_Brief_. What lines in the following entries hold the word "text"? Copy each one.

[Opening Study material section]

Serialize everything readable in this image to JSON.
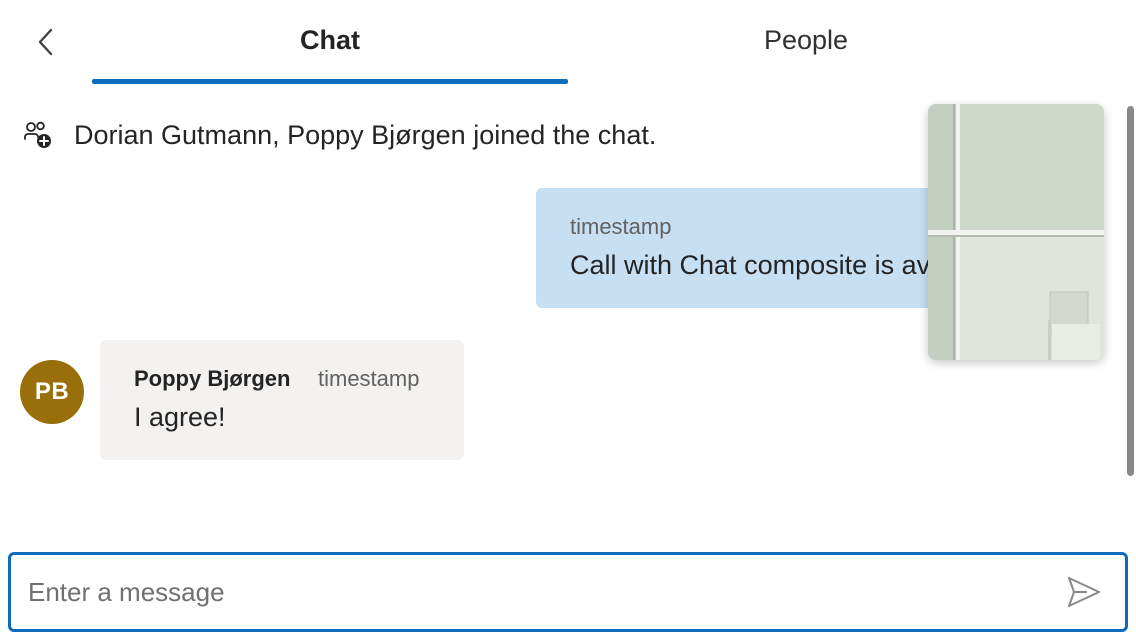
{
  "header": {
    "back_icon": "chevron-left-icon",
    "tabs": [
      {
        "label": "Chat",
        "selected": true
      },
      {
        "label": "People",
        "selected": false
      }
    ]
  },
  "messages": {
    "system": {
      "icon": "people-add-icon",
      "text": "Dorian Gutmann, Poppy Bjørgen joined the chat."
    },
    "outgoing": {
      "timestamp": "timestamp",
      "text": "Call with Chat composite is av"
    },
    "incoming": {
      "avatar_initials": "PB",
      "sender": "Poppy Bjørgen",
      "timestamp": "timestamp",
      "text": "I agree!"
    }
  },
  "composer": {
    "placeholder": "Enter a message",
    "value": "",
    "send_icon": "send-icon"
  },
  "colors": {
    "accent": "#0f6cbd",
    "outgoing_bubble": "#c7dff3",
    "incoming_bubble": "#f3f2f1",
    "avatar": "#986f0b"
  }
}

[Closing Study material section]

_Result of this exercise_.
      "text": "Dorian Gutmann, Poppy Bjørgen joined the chat."
      "text": "Call with Chat composite is av"
      "text": "I agree!"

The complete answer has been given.